Far away from the sources for $$\left|\mathbf{r}_{D}\right|\ll\left|\mathbf{r}\right|$$, we may Taylor-expand the denominators in the potential. The terms look rather similar, so we just have to calculate:$\frac{1}{\left|\mathbf{r}-\mathbf{r}_{D}\right|^{3}} \approx \frac{1}{\left|\mathbf{r}\right|^{3}}+\frac{3\mathbf{r}\cdot\mathbf{r}_{D}}{\left|\mathbf{r}\right|^{5}}$ and analog for $$\mathbf{r}_{mD}$$, where the $$z$$ component switches the sign. This is the important difference and we find$\begin{eqnarray*} \frac{1}{\left|\mathbf{r}-\mathbf{r}_{D}\right|^{3}}-\frac{1}{\left|\mathbf{r}-\mathbf{r}_{mD}\right|^{3}}&\approx&\frac{6z\, z_{D}}{\left|\mathbf{r}\right|^{5}}\ \text{and}\\\frac{1}{\left|\mathbf{r}-\mathbf{r}_{D}\right|^{3}}+\frac{1}{\left|\mathbf{r}-\mathbf{r}_{mD}\right|^{3}}&\approx&\frac{2}{\left|\mathbf{r}\right|^{3}}+\frac{6\left(x\, x_{D}+y\, y_{D}\right)}{\left|\mathbf{r}\right|^{5}}\ .\end{eqnarray*}$In this far-field approximation, the potential reads as$\phi\left(\mathbf{r}\right) \approx \frac{1}{4\pi\varepsilon_{0}}\mathbf{p}\cdot\left(\begin{array}{c}6x\, z\, z_{D}/\left|\mathbf{r}\right|^{5}\\6y\, z\, z_{D}/\left|\mathbf{r}\right|^{5}\\2z/\left|\mathbf{r}\right|^{3}+6z\left(x\, x_{D}+y\, y_{D}\right)/\left|\mathbf{r}\right|^{5}\end{array}\right)$ and we have shown that the potential has a stronger fall-off behaviour for the $$x$$ and $$y$$ polarizations which goes effectively like $$\propto Q_{ij}x^{i}x^{j}/r^{5}$$ whereas the $$z$$ polarization behaves as $$\propto p_{z}z/r^{3}$$. These potentials correspond to the quadrupolar and dipolar fields. We will find out later that oscillating dipoles radiate much faster than quadrupoles. This is the reason why a dipole polarized parallel to the surface will basically heat the metal whereas the perpendicula polarization has a chance to escape the system. The polarization has thus a dramatic effect on the effectivity of emitter/metal-plate-systems.

Check again the multipole moment section for more information on multipole moments.

Background: Dipole Emitters in Front of Flat Metallic Surfaces

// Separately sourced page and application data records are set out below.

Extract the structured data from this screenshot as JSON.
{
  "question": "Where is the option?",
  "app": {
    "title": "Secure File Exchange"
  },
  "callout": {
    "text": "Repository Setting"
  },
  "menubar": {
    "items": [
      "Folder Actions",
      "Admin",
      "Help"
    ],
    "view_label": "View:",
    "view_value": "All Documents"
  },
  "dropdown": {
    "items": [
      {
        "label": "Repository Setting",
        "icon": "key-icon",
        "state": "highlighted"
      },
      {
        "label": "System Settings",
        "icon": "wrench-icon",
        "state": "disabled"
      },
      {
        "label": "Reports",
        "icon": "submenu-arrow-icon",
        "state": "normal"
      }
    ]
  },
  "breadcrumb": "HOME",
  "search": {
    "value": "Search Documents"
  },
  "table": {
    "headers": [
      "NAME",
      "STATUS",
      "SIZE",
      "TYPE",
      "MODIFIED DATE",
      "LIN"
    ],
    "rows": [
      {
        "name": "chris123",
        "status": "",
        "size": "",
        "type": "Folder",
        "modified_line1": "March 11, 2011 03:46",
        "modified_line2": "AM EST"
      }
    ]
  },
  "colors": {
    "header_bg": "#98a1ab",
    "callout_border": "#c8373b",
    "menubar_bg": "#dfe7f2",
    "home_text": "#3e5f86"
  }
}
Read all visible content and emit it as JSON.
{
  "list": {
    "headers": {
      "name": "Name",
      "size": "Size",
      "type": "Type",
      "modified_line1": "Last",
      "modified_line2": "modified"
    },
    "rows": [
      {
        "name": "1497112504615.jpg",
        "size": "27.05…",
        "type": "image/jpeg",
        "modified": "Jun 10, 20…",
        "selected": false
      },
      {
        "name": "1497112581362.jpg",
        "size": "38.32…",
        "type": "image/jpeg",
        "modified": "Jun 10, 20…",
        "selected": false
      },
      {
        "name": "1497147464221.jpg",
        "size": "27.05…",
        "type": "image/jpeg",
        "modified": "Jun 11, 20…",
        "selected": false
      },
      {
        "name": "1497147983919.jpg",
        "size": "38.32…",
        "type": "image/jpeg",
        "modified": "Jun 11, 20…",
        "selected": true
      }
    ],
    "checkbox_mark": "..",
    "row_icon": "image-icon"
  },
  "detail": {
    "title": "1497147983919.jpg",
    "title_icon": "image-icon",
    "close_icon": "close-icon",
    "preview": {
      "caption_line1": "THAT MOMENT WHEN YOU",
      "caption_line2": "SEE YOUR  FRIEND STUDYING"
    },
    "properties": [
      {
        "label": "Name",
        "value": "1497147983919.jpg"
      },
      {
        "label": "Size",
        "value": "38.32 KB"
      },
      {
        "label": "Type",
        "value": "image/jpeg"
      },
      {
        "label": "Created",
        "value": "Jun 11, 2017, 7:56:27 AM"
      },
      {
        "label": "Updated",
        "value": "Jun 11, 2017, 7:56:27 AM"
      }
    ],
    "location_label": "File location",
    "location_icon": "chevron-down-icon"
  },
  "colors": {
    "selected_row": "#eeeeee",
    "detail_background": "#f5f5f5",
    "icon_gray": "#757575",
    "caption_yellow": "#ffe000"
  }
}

In this problem, we discuss the electrostatic dipole in the vicinity of a flat metal which is of huge interest both in applied and fundamental physics: think of a dipole antenna with a metal backplate or an emitting molecule. Of course such systems demand an understanding of full electrodynamics. The point is, however, that the main features will remain; $$x$$- and $$z$$-polarization will radiate differently.

It gets even more interesting if we do not have a perfect metal. Then, the electric field can penetrate the conductor and a closely placed dipole can excite surface waves as predicted by Sommerfeld more than one hundred years ago. Even though this effect was not the explanation for long-range radio transmissions, the theory of Sommerfeld is still at the core of plasmonics, the field that deals with these so-called surface plasmon polaritons. For much more information on dipoles in front of flat metallic surfaces please have a look at Lukas Novotny's freely available book chapter on the topic.